I had this professor in college who was a Marxist. A real Marxist! I didn’t know they still existed. He had this intense look and a wild, white beard that made him look like an Old Testament prophet. I’m pretty thoroughly non-Marxist, but he was still the best graduate professor I’ve ever had. I took three classes from him.
Most of us have anxieties in our daily lives that we don’t have an easy solution to. For example, stress or huge responsibilities. As a result, Freud argued, we will often have anxiety dreams—dreams which symbolically depict our abstract problems in a concrete form. So, the abstract problem of high stress in your life gets manifested concretely in a dream about your teeth shattering. Being naked in public in your dream suggests some insecurities in your social setting; falling from a great height suggests overwhelming decisions facing you; running in a maze you can’t escape suggests you have problems you don’t know how to resolve.
Now here’s the kicker. What if entertainment—mass entertainment, genre entertainment—functions for society the same way dreams do for the individuals? “Whoa!”—Keanu Reeves. Thus, if you take a look at what mass entertainment is popular in an era of culture, you will get a grasp on the culture’s irresolvable anxieties. So, the monster movies of the ‘60s suggest the anxieties of nuclear world with the Soviet bloc; the lavish, graceful Ginger Rogers/Fred Astaire musicals of the Great Depression era were symbolic resolutions from the anxiety of being trapped in poverty. My professor noted that sales of dystopian and utopian science-fiction rose when economic times were bad and receded when they were good.

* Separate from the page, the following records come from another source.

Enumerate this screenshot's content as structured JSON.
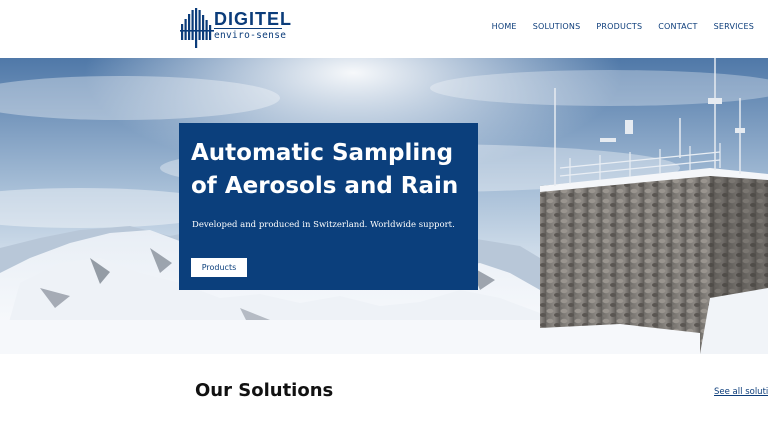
{
  "header": {
    "logo": {
      "name": "DIGITEL",
      "tagline": "enviro-sense"
    },
    "nav": [
      "HOME",
      "SOLUTIONS",
      "PRODUCTS",
      "CONTACT",
      "SERVICES"
    ]
  },
  "hero": {
    "title": "Automatic Sampling of Aerosols and Rain",
    "subtitle": "Developed and produced in Switzerland. Worldwide support.",
    "button_label": "Products"
  },
  "solutions": {
    "title": "Our Solutions",
    "link_label": "See all solutions"
  },
  "colors": {
    "brand_blue": "#0b3f7c",
    "background": "#ffffff",
    "title_text": "#111111"
  },
  "icons": [
    "digitel-logo-icon"
  ]
}
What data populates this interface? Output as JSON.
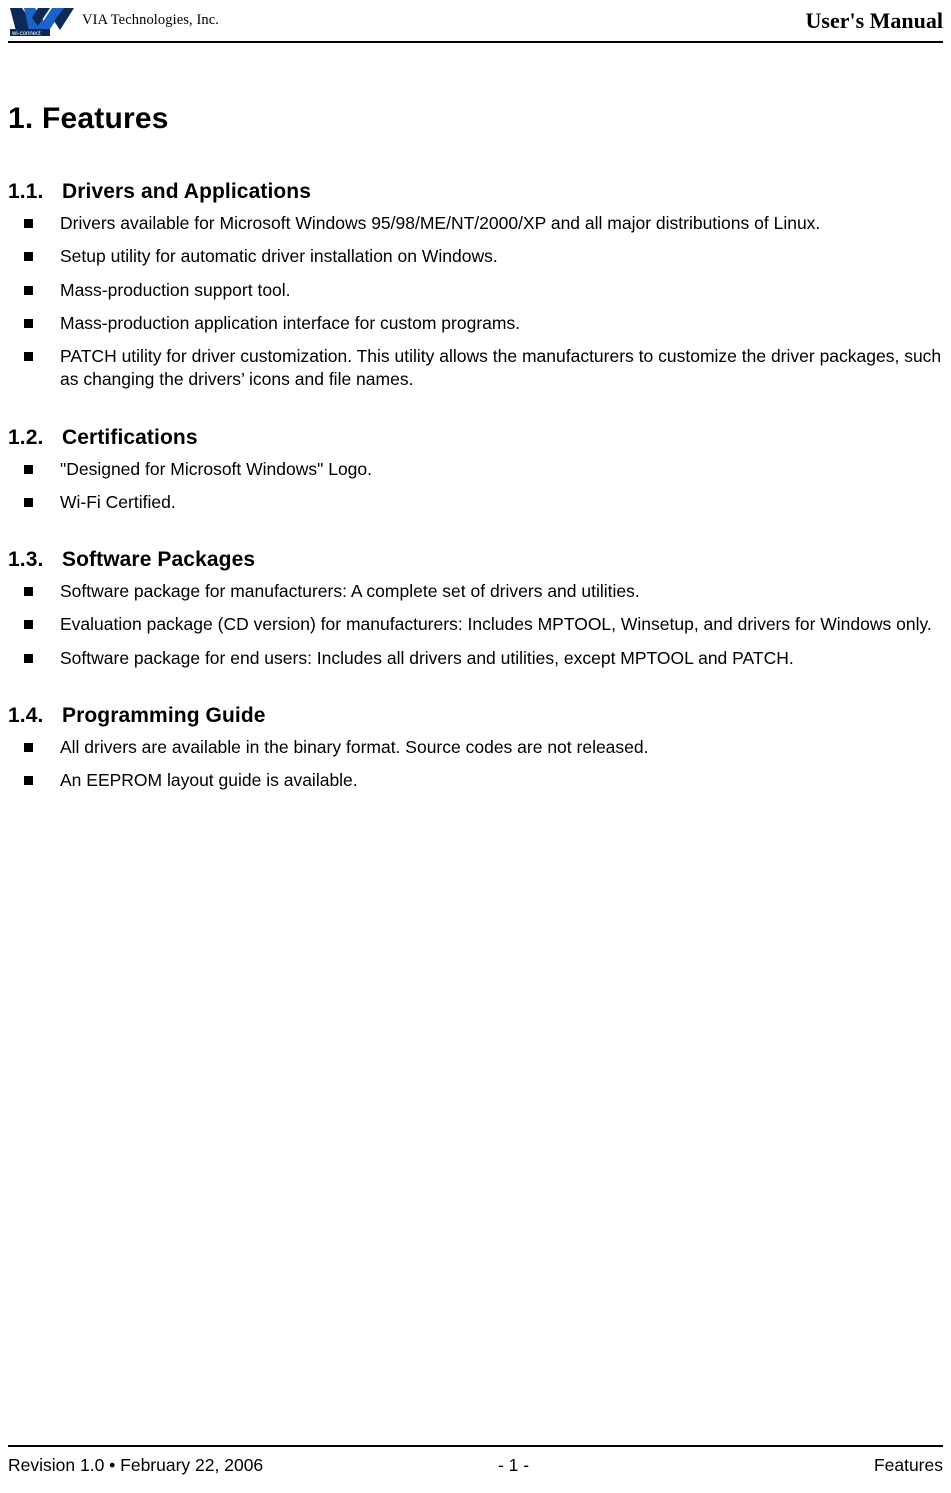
{
  "header": {
    "logo_icon": "via-logo-icon",
    "logo_sublabel": "wi-connect",
    "company": "VIA Technologies, Inc.",
    "doc_title": "User's Manual"
  },
  "document": {
    "chapter_title": "1. Features",
    "sections": [
      {
        "number": "1.1.",
        "title": "Drivers and Applications",
        "bullets": [
          "Drivers available for Microsoft Windows 95/98/ME/NT/2000/XP and all major distributions of Linux.",
          "Setup utility for automatic driver installation on Windows.",
          "Mass-production support tool.",
          "Mass-production application interface for custom programs.",
          "PATCH utility for driver customization. This utility allows the manufacturers to customize the driver packages, such as changing the drivers’ icons and file names."
        ]
      },
      {
        "number": "1.2.",
        "title": "Certifications",
        "bullets": [
          "\"Designed for Microsoft Windows\" Logo.",
          "Wi-Fi Certified."
        ]
      },
      {
        "number": "1.3.",
        "title": "Software Packages",
        "bullets": [
          "Software package for manufacturers: A complete set of drivers and utilities.",
          "Evaluation package (CD version) for manufacturers: Includes MPTOOL, Winsetup, and drivers for Windows only.",
          "Software package for end users: Includes all drivers and utilities, except MPTOOL and PATCH."
        ]
      },
      {
        "number": "1.4.",
        "title": "Programming Guide",
        "bullets": [
          "All drivers are available in the binary format. Source codes are not released.",
          "An EEPROM layout guide is available."
        ]
      }
    ]
  },
  "footer": {
    "revision": "Revision 1.0 • February 22, 2006",
    "page": "- 1 -",
    "chapter": "Features"
  },
  "colors": {
    "logo_blue": "#1b4fa0",
    "logo_dark": "#0b2a55",
    "rule": "#000000"
  }
}
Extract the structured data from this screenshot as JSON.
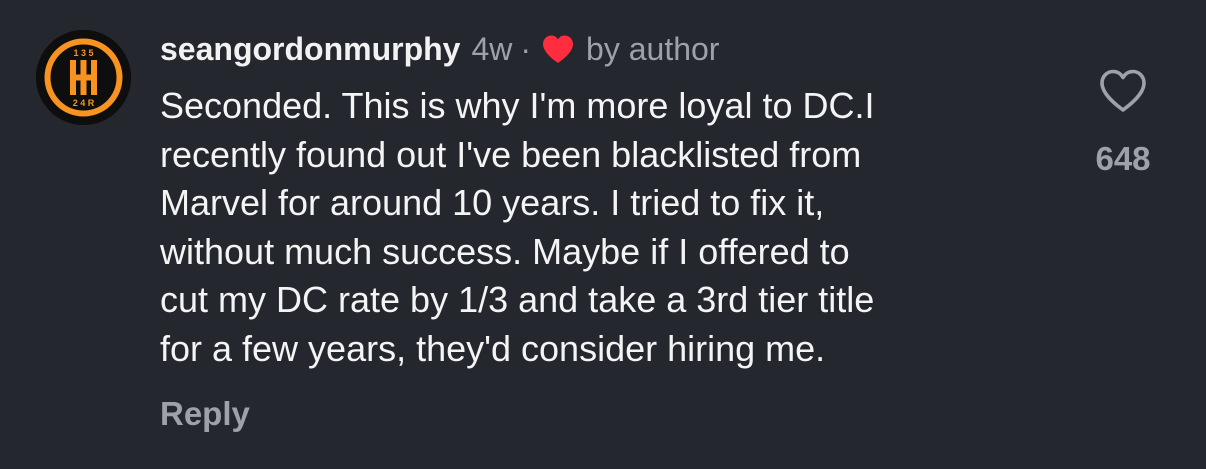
{
  "comment": {
    "avatar_icon": "gear-shifter-logo-icon",
    "avatar_logo_text": {
      "top": "1 3 5",
      "bottom": "2 4 R"
    },
    "username": "seangordonmurphy",
    "time_ago": "4w",
    "separator": "·",
    "author_heart_icon": "red-heart-icon",
    "author_label": "by author",
    "text_lines": [
      "Seconded. This is why I'm more loyal to DC.I",
      "recently found out I've been blacklisted from",
      "Marvel for around 10 years. I tried to fix it,",
      "without much success. Maybe if I offered to",
      "cut my DC rate by 1/3 and take a 3rd tier title",
      "for a few years, they'd consider hiring me."
    ],
    "reply_label": "Reply",
    "like_icon": "heart-outline-icon",
    "like_count": "648"
  },
  "colors": {
    "background": "#25272e",
    "text_primary": "#f4f4f4",
    "text_secondary": "#9ea1a8",
    "author_heart": "#ff2d3d",
    "avatar_orange": "#f7931e"
  }
}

I bring this up to talk about cat videos and the Internet. What deep culture anxieties does our obsession with cat videos suggest?
(Standing cat video via Ohhaveyouseenthis. Thanks for the cat burglar tip, Njoy, Brad O’Farrell, Amber.)